Given records Start Marker

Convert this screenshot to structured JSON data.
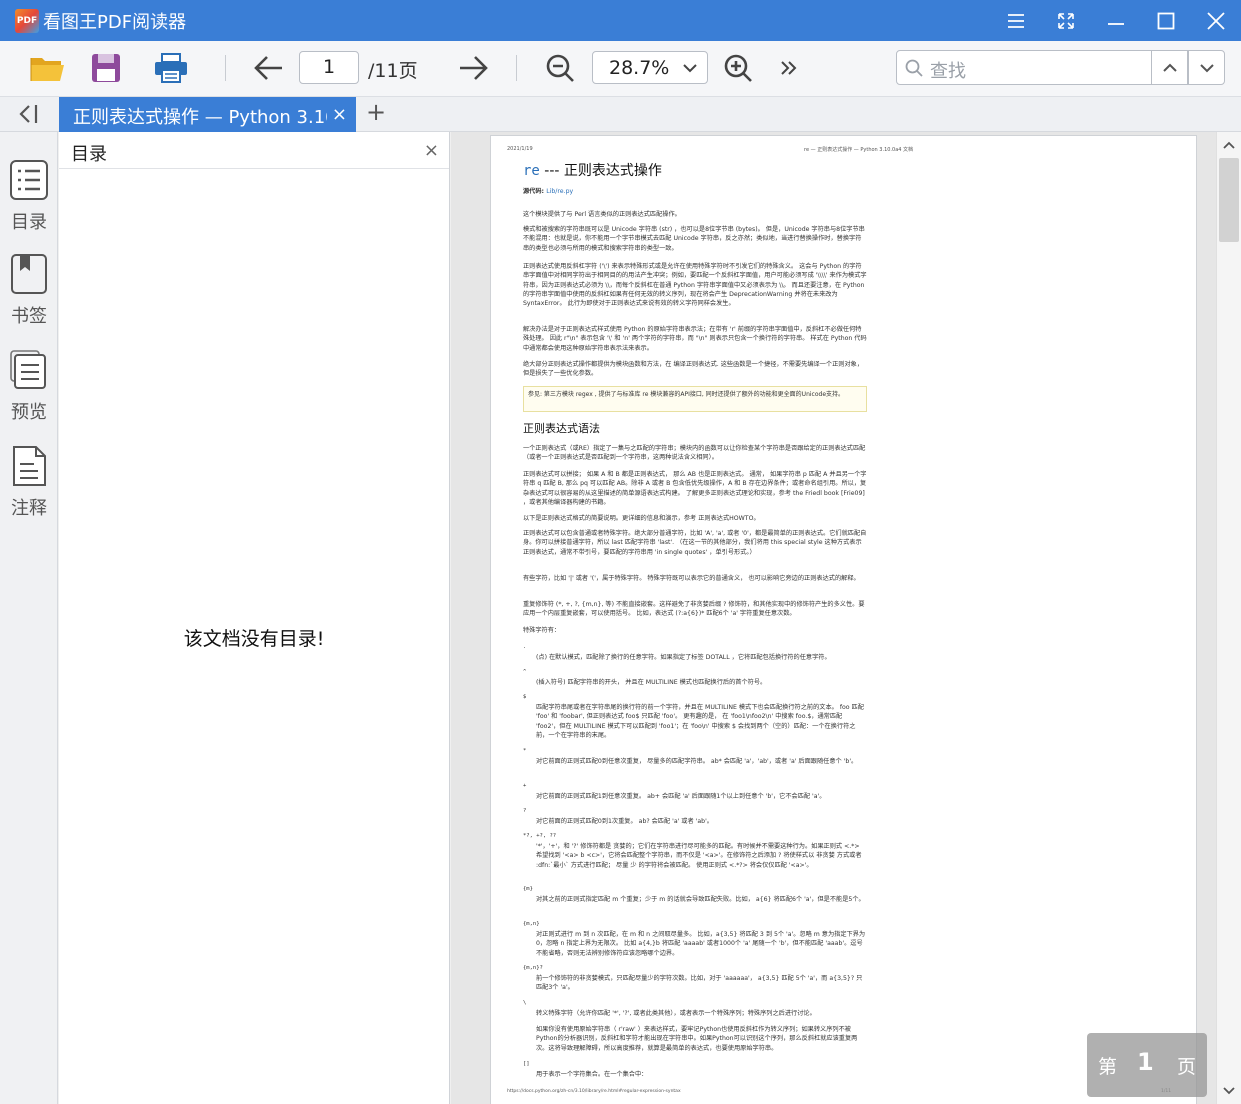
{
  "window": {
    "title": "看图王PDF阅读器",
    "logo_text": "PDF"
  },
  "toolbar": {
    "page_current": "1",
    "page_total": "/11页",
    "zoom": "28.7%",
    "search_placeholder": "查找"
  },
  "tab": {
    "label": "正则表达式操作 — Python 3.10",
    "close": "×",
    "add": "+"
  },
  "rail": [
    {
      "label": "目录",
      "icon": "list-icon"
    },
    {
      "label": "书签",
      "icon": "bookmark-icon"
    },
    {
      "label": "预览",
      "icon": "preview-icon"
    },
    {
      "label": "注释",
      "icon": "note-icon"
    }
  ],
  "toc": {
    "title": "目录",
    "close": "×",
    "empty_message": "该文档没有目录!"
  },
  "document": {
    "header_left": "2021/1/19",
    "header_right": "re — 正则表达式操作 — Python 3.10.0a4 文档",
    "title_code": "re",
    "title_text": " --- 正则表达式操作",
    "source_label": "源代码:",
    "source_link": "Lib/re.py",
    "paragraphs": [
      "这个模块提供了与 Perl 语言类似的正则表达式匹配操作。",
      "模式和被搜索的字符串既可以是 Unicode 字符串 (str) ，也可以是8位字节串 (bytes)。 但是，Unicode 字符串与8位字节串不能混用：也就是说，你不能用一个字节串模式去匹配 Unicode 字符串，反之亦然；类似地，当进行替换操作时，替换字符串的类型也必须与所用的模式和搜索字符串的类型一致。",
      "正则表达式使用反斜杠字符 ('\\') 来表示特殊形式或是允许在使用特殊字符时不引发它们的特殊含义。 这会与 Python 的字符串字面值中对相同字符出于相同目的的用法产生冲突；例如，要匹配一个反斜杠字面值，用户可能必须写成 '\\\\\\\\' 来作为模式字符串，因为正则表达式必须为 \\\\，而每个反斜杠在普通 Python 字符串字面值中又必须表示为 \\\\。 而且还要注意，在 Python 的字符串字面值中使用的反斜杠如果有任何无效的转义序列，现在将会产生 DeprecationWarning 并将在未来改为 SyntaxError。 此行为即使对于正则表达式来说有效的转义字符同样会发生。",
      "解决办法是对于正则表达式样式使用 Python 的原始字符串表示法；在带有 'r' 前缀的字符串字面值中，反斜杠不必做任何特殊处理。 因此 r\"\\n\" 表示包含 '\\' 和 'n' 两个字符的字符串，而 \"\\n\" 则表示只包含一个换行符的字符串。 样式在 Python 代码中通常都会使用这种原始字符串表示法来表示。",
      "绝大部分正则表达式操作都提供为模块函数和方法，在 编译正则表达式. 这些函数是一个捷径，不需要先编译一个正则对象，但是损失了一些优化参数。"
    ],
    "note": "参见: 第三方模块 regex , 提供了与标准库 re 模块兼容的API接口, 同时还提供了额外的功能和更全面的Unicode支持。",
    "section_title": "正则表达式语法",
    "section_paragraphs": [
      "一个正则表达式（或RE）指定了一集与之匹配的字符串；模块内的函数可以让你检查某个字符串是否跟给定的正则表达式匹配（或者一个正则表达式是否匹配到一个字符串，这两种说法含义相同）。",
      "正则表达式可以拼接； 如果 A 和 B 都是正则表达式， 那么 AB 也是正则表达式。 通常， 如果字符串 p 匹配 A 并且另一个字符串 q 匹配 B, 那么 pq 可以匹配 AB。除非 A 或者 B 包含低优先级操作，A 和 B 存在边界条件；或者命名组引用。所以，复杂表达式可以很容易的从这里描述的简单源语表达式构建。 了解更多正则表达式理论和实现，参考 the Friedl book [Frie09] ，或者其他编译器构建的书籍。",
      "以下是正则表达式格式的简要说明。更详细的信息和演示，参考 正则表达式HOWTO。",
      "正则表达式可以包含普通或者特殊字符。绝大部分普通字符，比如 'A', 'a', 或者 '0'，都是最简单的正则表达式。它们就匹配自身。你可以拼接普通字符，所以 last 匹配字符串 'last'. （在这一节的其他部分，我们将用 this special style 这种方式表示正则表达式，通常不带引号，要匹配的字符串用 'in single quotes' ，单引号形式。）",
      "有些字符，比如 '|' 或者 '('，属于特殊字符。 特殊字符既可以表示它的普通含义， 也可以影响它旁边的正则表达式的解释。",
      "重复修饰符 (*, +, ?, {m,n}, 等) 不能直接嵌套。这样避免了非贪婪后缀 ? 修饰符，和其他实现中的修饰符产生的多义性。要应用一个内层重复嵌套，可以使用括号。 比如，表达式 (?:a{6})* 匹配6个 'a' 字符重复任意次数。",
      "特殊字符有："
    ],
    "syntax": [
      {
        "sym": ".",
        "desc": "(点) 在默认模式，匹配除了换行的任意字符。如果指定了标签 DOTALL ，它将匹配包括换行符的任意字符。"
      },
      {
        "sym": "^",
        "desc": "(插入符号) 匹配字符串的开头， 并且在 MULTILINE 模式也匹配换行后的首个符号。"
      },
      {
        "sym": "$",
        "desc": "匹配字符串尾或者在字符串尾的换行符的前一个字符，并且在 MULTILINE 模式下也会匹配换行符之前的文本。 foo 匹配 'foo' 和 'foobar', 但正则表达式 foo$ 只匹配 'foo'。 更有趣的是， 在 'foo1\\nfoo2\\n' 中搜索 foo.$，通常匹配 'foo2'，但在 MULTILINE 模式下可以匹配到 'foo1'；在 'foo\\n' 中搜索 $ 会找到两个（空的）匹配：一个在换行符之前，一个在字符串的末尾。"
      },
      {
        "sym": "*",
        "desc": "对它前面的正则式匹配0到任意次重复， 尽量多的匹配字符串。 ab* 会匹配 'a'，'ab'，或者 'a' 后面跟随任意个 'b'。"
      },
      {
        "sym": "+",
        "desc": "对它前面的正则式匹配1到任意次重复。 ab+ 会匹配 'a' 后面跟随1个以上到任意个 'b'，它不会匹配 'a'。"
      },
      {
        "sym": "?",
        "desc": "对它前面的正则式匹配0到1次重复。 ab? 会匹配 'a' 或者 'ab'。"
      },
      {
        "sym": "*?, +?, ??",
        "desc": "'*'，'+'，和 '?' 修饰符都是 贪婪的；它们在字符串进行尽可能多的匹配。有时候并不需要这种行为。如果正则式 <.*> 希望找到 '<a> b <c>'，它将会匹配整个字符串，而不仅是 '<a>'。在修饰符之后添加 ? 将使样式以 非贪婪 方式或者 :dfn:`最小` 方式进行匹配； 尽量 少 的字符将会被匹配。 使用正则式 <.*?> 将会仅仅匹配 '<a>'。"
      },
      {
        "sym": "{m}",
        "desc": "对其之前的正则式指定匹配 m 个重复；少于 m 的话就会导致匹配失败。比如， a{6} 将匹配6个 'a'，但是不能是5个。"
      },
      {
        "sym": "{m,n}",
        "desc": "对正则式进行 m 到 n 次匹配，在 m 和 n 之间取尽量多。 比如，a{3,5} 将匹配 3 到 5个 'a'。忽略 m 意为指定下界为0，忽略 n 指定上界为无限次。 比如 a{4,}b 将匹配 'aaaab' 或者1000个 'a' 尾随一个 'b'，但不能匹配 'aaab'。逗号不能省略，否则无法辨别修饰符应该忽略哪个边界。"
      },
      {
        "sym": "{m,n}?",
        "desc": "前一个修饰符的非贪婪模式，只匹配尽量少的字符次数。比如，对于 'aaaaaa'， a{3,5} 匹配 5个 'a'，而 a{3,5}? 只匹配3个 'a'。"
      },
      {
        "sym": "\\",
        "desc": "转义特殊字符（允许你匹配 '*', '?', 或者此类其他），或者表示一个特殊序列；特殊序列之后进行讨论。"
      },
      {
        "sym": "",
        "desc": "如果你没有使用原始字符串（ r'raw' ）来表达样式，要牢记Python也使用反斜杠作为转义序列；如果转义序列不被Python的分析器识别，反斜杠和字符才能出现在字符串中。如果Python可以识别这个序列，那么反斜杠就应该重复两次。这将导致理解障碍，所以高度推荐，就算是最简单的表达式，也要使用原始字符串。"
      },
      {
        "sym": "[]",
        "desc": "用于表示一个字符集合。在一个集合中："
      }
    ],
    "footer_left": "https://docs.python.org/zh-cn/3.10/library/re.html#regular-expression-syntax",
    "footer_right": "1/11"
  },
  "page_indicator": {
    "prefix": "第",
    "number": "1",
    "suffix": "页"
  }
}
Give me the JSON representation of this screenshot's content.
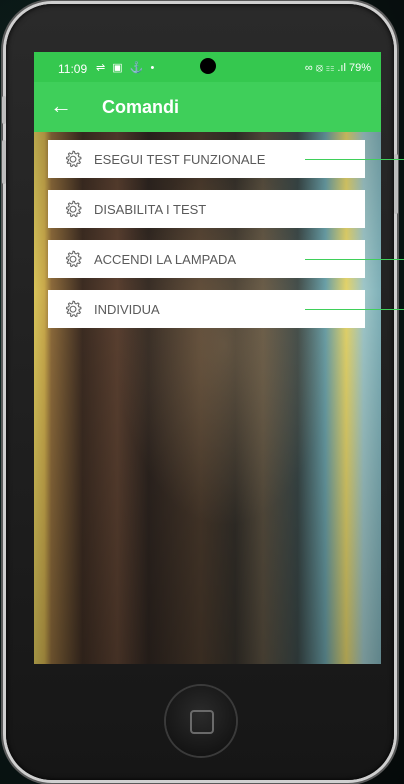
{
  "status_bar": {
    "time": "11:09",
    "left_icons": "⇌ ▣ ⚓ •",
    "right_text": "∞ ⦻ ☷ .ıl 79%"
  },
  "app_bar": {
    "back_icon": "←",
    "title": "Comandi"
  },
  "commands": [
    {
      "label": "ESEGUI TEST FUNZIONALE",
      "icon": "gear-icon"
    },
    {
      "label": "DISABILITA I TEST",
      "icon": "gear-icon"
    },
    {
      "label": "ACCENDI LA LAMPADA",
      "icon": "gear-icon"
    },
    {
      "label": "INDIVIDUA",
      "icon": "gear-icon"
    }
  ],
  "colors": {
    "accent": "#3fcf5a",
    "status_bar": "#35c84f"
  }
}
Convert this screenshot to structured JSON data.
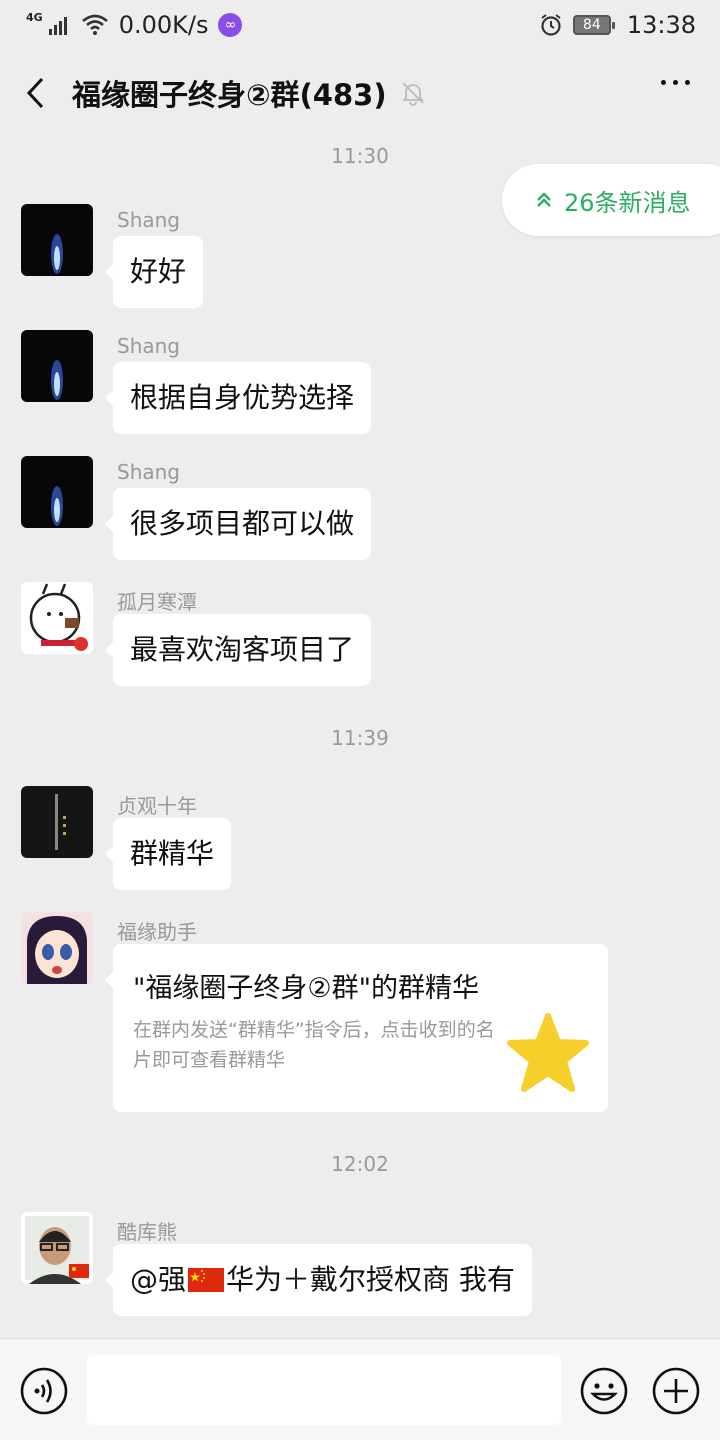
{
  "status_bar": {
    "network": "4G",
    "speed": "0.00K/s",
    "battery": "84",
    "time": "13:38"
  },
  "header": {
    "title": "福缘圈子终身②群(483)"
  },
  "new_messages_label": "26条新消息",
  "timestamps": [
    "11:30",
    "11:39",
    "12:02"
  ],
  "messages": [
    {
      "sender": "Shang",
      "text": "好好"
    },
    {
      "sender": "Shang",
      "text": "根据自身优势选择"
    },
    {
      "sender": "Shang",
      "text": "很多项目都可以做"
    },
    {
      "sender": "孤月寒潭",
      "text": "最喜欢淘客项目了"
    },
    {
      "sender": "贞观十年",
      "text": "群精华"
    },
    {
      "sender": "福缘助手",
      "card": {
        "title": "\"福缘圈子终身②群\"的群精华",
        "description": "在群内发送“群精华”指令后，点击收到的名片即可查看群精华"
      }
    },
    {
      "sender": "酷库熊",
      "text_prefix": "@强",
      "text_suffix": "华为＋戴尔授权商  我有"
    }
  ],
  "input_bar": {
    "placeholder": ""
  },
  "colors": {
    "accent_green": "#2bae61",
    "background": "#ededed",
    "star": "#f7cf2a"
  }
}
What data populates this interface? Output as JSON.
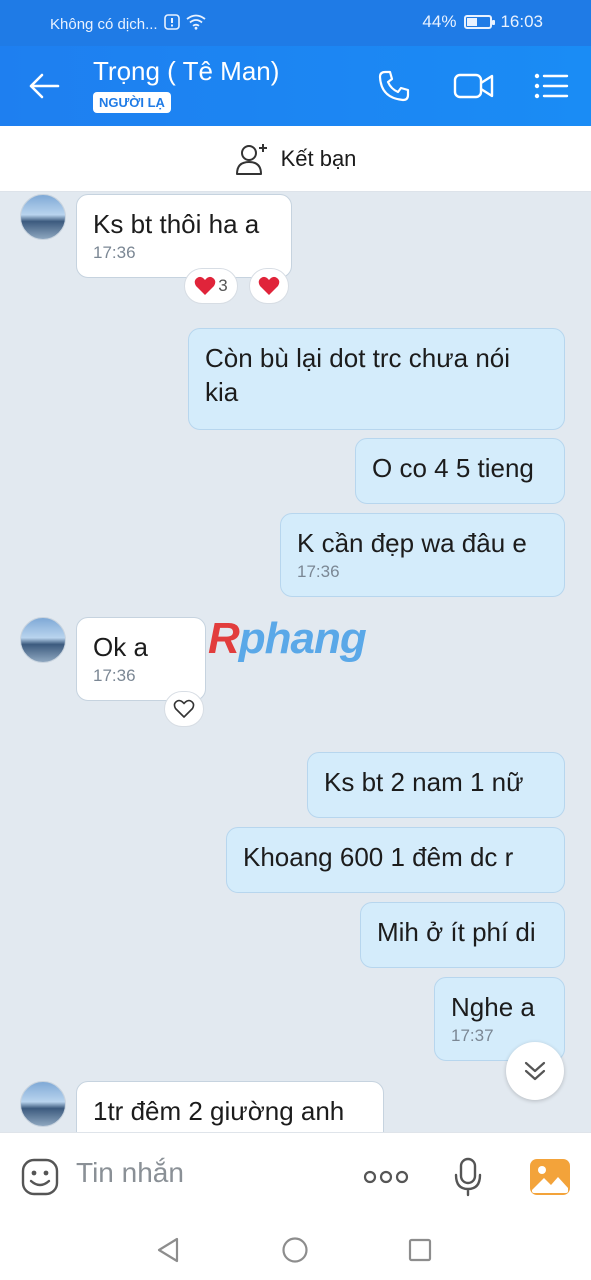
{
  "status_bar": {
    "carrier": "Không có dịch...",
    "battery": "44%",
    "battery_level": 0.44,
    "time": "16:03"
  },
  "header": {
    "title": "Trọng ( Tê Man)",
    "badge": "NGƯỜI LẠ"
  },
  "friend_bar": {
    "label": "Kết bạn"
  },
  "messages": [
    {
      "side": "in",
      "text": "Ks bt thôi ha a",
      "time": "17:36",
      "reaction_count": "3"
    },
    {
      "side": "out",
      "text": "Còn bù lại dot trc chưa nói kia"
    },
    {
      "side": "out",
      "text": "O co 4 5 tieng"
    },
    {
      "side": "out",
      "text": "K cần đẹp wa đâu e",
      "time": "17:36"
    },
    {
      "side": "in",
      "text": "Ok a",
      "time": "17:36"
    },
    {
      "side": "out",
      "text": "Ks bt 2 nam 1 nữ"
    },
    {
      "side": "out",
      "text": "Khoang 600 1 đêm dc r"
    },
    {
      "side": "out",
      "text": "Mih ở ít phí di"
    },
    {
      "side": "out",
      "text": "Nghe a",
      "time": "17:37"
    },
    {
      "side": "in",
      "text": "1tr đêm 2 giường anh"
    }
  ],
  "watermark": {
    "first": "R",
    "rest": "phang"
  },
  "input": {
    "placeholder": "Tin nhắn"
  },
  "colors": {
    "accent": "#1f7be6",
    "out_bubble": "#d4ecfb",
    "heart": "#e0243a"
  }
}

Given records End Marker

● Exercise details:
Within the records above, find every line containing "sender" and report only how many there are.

● Written answer:
7